* Exercise aim *
For each entry in the listing, produce an exact copy.

* Data provided *
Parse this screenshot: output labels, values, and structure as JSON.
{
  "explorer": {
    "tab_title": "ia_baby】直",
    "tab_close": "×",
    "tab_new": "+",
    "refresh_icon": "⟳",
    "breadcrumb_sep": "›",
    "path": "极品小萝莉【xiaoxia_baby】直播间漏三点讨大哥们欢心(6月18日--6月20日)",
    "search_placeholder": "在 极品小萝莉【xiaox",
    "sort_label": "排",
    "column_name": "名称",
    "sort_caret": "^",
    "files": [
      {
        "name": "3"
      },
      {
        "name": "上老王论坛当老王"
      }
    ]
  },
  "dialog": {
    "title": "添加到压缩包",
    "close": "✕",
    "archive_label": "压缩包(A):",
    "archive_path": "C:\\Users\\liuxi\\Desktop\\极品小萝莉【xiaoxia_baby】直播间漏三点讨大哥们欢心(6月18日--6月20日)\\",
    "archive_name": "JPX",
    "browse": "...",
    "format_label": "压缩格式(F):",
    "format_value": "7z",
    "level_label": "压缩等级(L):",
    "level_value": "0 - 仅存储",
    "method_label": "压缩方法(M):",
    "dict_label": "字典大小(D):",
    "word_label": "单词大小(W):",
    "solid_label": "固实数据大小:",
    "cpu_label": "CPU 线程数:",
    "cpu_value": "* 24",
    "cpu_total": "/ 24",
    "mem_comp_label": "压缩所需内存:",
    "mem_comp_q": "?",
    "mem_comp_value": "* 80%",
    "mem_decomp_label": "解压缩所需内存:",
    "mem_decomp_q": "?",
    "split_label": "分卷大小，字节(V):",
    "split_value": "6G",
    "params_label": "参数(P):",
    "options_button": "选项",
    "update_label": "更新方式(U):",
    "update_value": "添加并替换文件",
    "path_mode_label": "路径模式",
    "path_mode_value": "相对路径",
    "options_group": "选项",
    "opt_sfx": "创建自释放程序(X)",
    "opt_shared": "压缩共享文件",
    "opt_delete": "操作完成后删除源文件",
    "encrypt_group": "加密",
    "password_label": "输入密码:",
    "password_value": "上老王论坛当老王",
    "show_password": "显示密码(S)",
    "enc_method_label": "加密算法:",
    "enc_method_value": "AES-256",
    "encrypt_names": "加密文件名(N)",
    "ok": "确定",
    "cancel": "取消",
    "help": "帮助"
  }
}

* Your response *
Parse this screenshot: output labels, values, and structure as JSON.
{
  "explorer": {
    "tab_title": "ia_baby】直",
    "tab_close": "×",
    "tab_new": "+",
    "refresh_icon": "⟳",
    "breadcrumb_sep": "›",
    "path": "极品小萝莉【xiaoxia_baby】直播间漏三点讨大哥们欢心(6月18日--6月20日)",
    "search_placeholder": "在 极品小萝莉【xiaox",
    "sort_label": "排",
    "column_name": "名称",
    "sort_caret": "^",
    "files": [
      {
        "name": "3"
      },
      {
        "name": "上老王论坛当老王"
      }
    ]
  },
  "dialog": {
    "title": "添加到压缩包",
    "close": "✕",
    "archive_label": "压缩包(A):",
    "archive_path": "C:\\Users\\liuxi\\Desktop\\极品小萝莉【xiaoxia_baby】直播间漏三点讨大哥们欢心(6月18日--6月20日)\\",
    "archive_name": "JPX",
    "browse": "...",
    "format_label": "压缩格式(F):",
    "format_value": "7z",
    "level_label": "压缩等级(L):",
    "level_value": "0 - 仅存储",
    "method_label": "压缩方法(M):",
    "dict_label": "字典大小(D):",
    "word_label": "单词大小(W):",
    "solid_label": "固实数据大小:",
    "cpu_label": "CPU 线程数:",
    "cpu_value": "* 24",
    "cpu_total": "/ 24",
    "mem_comp_label": "压缩所需内存:",
    "mem_comp_q": "?",
    "mem_comp_value": "* 80%",
    "mem_decomp_label": "解压缩所需内存:",
    "mem_decomp_q": "?",
    "split_label": "分卷大小，字节(V):",
    "split_value": "6G",
    "params_label": "参数(P):",
    "options_button": "选项",
    "update_label": "更新方式(U):",
    "update_value": "添加并替换文件",
    "path_mode_label": "路径模式",
    "path_mode_value": "相对路径",
    "options_group": "选项",
    "opt_sfx": "创建自释放程序(X)",
    "opt_shared": "压缩共享文件",
    "opt_delete": "操作完成后删除源文件",
    "encrypt_group": "加密",
    "password_label": "输入密码:",
    "password_value": "上老王论坛当老王",
    "show_password": "显示密码(S)",
    "enc_method_label": "加密算法:",
    "enc_method_value": "AES-256",
    "encrypt_names": "加密文件名(N)",
    "ok": "确定",
    "cancel": "取消",
    "help": "帮助"
  }
}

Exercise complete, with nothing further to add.